== EXERCISE INPUTS
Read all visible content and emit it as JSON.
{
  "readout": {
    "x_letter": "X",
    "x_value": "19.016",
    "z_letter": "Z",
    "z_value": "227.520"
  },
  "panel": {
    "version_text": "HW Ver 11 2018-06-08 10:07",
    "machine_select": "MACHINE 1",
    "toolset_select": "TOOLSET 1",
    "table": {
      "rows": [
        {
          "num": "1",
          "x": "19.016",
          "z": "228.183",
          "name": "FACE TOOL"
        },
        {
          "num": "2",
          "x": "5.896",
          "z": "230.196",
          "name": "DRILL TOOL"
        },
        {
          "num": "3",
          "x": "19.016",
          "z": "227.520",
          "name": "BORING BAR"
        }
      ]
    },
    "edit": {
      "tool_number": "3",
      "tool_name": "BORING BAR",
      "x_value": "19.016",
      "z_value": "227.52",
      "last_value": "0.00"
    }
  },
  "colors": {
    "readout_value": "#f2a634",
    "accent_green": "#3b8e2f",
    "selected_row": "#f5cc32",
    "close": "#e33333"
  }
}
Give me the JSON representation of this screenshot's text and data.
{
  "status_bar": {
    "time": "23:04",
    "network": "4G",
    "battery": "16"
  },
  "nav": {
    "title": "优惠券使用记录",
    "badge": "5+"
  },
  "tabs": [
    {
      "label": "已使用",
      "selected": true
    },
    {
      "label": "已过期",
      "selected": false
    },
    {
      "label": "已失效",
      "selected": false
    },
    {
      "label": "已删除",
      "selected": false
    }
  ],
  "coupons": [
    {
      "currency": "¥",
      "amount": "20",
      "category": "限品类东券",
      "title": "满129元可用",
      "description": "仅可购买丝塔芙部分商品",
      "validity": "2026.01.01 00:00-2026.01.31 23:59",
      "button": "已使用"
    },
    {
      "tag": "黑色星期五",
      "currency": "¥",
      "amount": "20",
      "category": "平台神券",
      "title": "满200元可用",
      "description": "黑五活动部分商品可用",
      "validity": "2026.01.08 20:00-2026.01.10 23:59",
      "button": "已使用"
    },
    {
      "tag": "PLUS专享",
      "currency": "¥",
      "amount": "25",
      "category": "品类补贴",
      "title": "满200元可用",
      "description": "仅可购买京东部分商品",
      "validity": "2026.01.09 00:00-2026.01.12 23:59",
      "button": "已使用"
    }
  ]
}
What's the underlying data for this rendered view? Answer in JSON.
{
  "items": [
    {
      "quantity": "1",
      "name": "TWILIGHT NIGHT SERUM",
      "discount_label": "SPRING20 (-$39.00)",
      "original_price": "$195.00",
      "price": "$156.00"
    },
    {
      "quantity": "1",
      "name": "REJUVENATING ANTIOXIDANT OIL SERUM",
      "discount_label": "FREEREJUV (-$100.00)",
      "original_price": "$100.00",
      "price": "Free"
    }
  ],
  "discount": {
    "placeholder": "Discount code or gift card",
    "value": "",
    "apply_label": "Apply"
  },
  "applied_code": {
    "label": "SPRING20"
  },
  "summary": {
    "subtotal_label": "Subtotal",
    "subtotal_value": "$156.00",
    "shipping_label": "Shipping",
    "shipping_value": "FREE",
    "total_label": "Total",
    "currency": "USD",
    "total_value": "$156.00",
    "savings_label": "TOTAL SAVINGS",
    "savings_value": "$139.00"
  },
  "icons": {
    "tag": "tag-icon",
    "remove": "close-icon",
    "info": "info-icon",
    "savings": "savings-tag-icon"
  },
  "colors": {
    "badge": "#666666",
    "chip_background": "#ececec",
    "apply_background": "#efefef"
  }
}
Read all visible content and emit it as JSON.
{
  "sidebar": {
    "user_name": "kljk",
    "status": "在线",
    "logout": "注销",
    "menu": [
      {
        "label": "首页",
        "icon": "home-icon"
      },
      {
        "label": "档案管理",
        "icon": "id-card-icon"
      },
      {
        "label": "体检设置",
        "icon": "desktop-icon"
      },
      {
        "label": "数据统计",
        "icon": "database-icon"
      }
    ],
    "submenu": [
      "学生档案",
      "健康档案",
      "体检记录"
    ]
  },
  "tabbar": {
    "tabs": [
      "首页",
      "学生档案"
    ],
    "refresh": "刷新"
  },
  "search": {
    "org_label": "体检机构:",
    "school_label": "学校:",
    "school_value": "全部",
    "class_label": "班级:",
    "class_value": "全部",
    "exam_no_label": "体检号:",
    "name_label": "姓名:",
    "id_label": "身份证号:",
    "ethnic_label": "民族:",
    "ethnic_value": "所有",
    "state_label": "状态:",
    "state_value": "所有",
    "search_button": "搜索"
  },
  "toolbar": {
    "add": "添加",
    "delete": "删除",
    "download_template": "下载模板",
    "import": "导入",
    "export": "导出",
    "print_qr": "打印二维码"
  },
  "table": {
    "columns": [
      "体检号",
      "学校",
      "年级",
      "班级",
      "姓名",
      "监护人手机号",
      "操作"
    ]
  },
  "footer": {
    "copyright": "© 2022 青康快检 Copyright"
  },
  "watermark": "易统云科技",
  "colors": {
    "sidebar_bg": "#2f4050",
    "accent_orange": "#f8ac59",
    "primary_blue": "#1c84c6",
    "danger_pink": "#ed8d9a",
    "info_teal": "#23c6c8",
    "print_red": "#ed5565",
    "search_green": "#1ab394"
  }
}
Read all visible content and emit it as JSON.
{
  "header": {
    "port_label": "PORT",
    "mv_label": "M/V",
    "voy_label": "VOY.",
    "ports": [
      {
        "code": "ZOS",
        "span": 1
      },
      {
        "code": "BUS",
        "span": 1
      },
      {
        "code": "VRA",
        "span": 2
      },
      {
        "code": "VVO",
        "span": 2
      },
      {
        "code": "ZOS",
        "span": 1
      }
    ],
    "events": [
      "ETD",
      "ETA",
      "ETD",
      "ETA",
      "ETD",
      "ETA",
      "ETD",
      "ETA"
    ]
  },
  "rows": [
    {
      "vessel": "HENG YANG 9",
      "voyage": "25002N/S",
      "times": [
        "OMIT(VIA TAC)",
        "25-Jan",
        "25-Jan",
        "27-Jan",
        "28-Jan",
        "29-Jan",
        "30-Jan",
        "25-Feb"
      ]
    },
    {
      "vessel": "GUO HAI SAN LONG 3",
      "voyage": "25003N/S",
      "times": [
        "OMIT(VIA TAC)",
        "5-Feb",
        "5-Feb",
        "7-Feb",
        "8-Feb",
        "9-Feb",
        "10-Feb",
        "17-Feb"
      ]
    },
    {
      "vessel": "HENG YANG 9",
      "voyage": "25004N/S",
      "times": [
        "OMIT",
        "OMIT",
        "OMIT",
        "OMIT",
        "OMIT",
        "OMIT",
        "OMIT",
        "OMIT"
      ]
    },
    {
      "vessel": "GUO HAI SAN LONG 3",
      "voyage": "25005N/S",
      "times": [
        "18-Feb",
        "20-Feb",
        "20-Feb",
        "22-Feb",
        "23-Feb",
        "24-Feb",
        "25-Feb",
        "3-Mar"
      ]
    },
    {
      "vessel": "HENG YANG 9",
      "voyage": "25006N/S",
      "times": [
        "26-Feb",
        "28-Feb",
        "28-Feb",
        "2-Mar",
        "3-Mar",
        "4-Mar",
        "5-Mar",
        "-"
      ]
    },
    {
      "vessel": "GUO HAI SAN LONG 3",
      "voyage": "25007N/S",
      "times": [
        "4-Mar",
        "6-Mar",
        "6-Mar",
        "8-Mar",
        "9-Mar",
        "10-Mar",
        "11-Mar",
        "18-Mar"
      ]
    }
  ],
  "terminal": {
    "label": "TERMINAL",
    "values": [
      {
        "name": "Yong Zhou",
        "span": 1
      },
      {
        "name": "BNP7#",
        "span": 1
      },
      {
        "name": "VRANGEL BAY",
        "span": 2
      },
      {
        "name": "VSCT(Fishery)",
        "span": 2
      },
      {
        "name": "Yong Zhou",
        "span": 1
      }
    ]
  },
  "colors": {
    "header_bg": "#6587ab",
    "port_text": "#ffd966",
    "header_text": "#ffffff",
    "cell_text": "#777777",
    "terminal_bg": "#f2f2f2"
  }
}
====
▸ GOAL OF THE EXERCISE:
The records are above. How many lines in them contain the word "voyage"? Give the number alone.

▸ COMPLETED TASK:
6